China, government, savings, and conspicuous consumption

One of the interesting things Jonathan Siegel talked about from his Beijing trip was the attitudes Chinese people have to their finances, and to their government:

The Chinese also love and trust their government. Those I met did and statistics appear to agree. 97% of the Chinese people trust their government vs 37.3% in the US. And something unexpected to me—83% of Chinese think their Country is run for the people vs 36.7% in the US.

They are incessant savers. Statistics say greater than 30% of gross earnings is saved (at personal and national level) compared to our negative savings rate. When I asked what my small sample group would do with being gifted a day’s earnings? “Save it.” How about a month’s earnings—wanna buy something? “Nope.” A year’s earnings? Still no takers. Definitely a different twist to what I expected from my Western mindset (buy a new Macbook Pro anyone? just me?).

I asked Jonathan where the numbers in the first paragraph came from and he dug out the post from Robert Shiller which went on to make some other interesting points:

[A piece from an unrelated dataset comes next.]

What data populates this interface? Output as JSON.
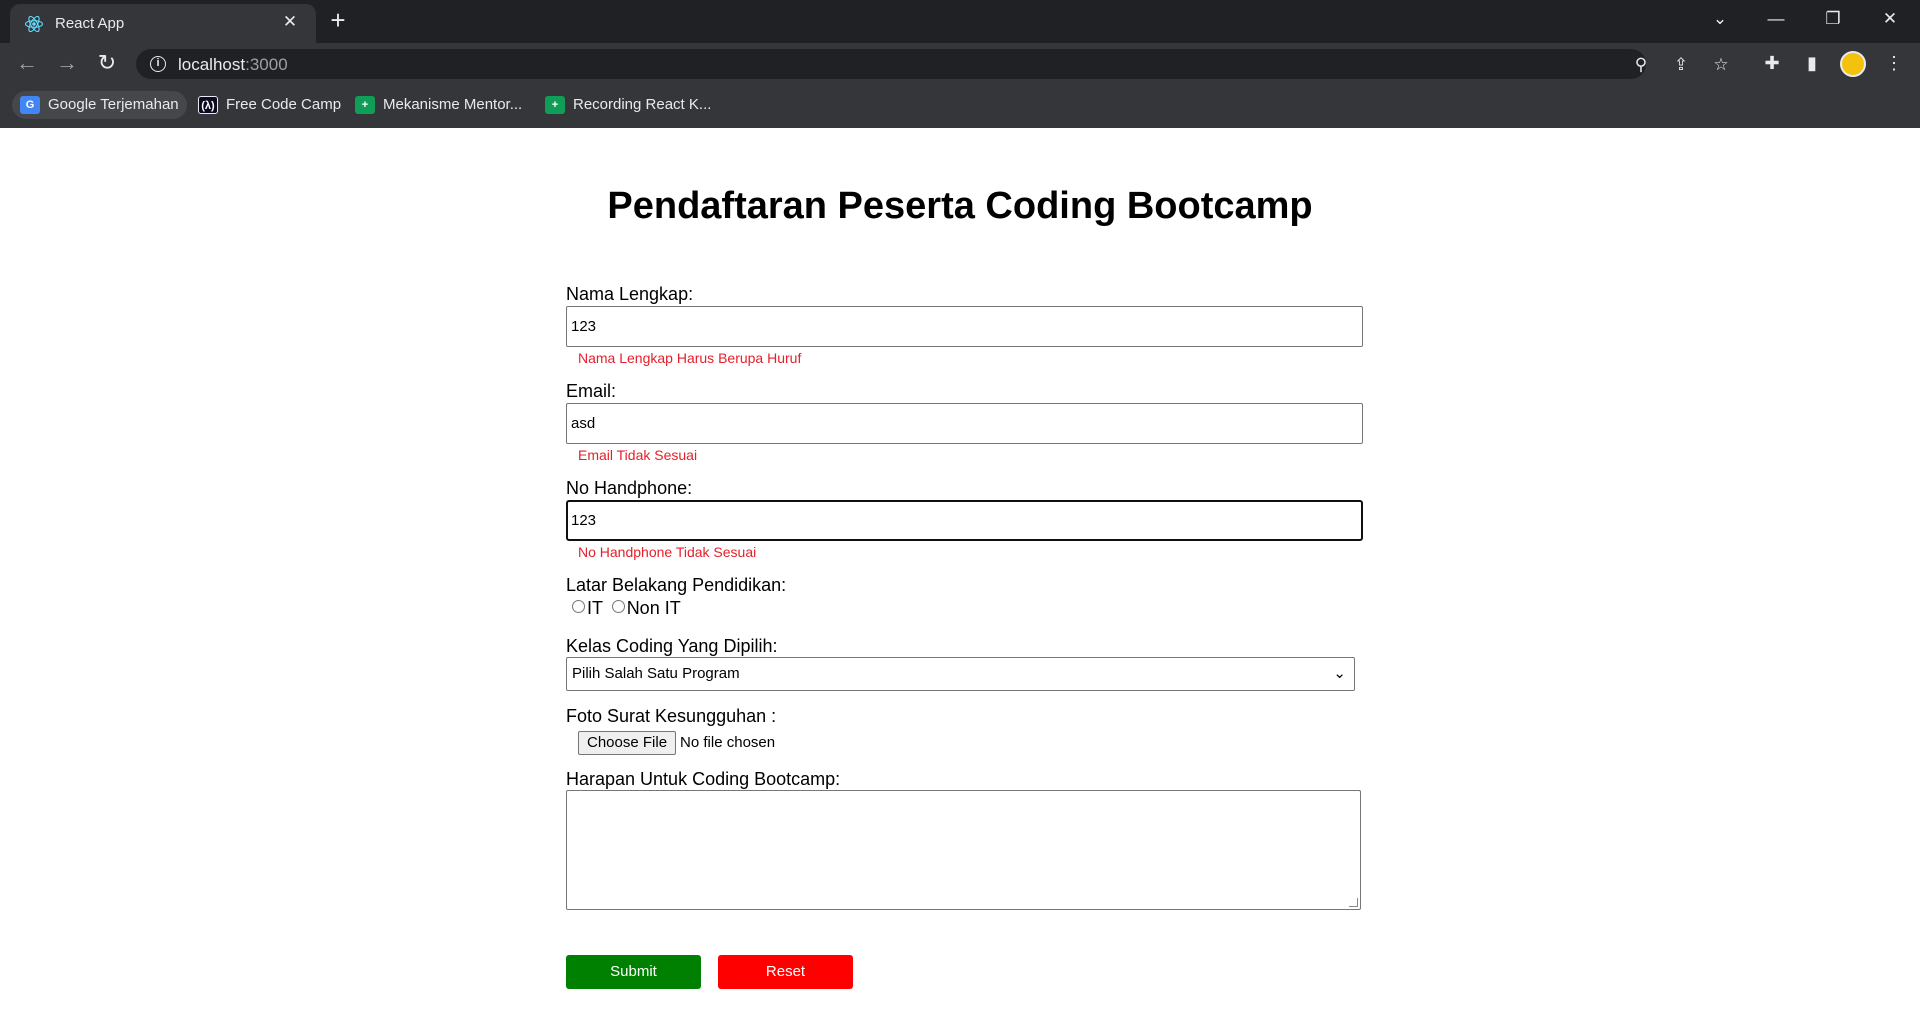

For one thing, although the Chinese don’t elect their leaders, they trust their government more. According to recent World Values Surveys, 96.7% of Chinese expressed confidence in their government, compared to only 37.3% of Americans. Likewise, 83.5% of Chinese thought their country is run for all the people, rather than for a few big interest groups, whereas only 36.7% of Americans thought the same of their country. With this relatively higher trust, China’s government and enterprises are better able to enact and implement strict policies that promote saving and growth.

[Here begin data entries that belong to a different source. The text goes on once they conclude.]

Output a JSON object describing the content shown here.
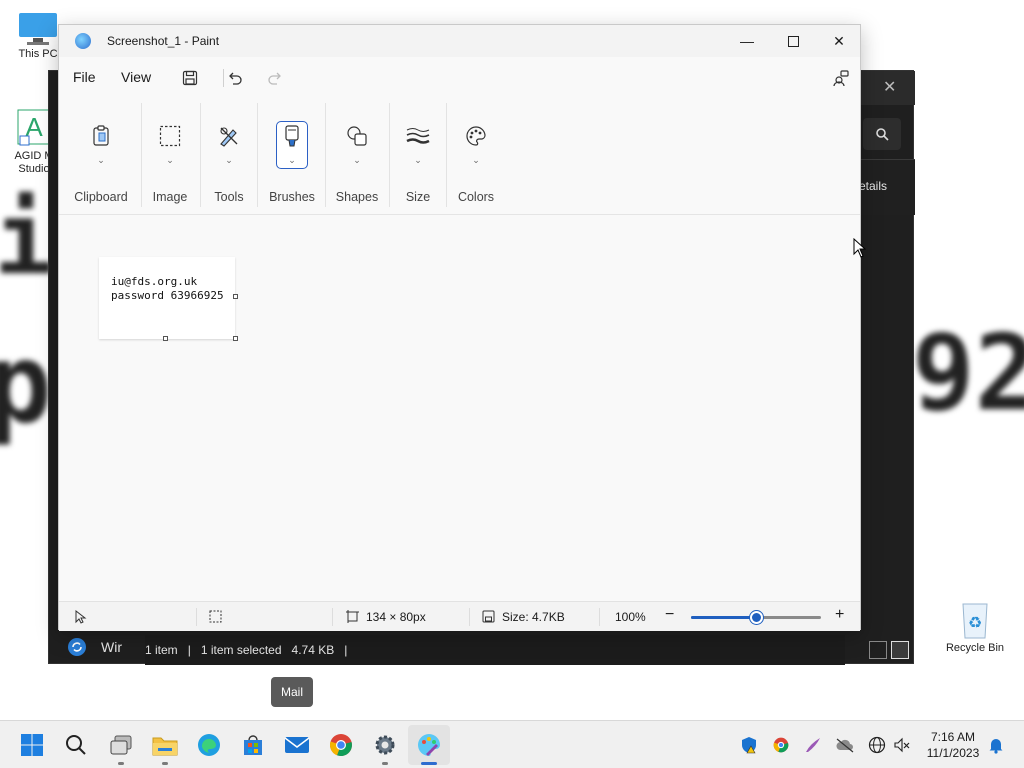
{
  "desktop": {
    "bg_letters": {
      "left_top": "i",
      "left_bottom": "p",
      "right_bottom": "92"
    },
    "icons": [
      {
        "label": "This PC",
        "name": "this-pc"
      },
      {
        "label": "AGID M Studio",
        "name": "agid-studio"
      },
      {
        "label": "Recycle Bin",
        "name": "recycle-bin"
      }
    ]
  },
  "explorer": {
    "details_label": "etails",
    "sidebar_label": "Wir",
    "status": {
      "items": "1 item",
      "selected": "1 item selected",
      "size": "4.74 KB",
      "sep": "|"
    }
  },
  "paint": {
    "title": "Screenshot_1 - Paint",
    "menu": {
      "file": "File",
      "view": "View"
    },
    "ribbon": [
      {
        "label": "Clipboard",
        "name": "clipboard"
      },
      {
        "label": "Image",
        "name": "image"
      },
      {
        "label": "Tools",
        "name": "tools"
      },
      {
        "label": "Brushes",
        "name": "brushes"
      },
      {
        "label": "Shapes",
        "name": "shapes"
      },
      {
        "label": "Size",
        "name": "size"
      },
      {
        "label": "Colors",
        "name": "colors"
      }
    ],
    "canvas_text": {
      "line1": "iu@fds.org.uk",
      "line2": "password 63966925"
    },
    "status": {
      "dimensions": "134 × 80px",
      "size": "Size: 4.7KB",
      "zoom": "100%",
      "zoom_level": 0.5
    }
  },
  "tooltip": {
    "text": "Mail"
  },
  "taskbar": {
    "time": "7:16 AM",
    "date": "11/1/2023",
    "apps": [
      "start",
      "search",
      "task-view",
      "file-explorer",
      "edge",
      "store",
      "mail",
      "chrome",
      "settings",
      "paint"
    ]
  },
  "colors": {
    "accent": "#1f5fbf",
    "selection": "#2c60c5"
  }
}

Moreover, while economic inequality is on the rise in both countries, Chinese and Americans comprehend this very differently. In the US, widely called “the land of opportunity,” the shame of being poor is unbearable, and there are no cultural resources to enable such people to maintain self-esteem, especially when the country is so successful overall. As inequality deepens, many who fall behind struggle to save face, consuming in order to maintain the appearance of success. At the same time, those who rise from low economic status revel in their newfound wealth by engaging in spectacular displays of personal spending.

By contrast, poor people in China mostly view their personal situation as transitional. People still remember the Cultural Revolution and view themselves as survivors of a shared traumatic experience, underpinning a commitment to collective sacrifice in order to rebuild the country. There is no shame in being poor in China if one reflects that one’s children or grandchildren will be wealthy and successful. On the contrary, as in postwar Germany, it is a matter of pride that one is working hard through a difficult situation that will later be remembered as a historic transition.

In the US, one’s income is a dark secret that one might not reveal even to one’s own spouse. In China, people tell each other how much they earn with relative ease. Especially in Chinese villages, people know how their neighbors are faring. Conspicuous consumption becomes less important when people already know your income.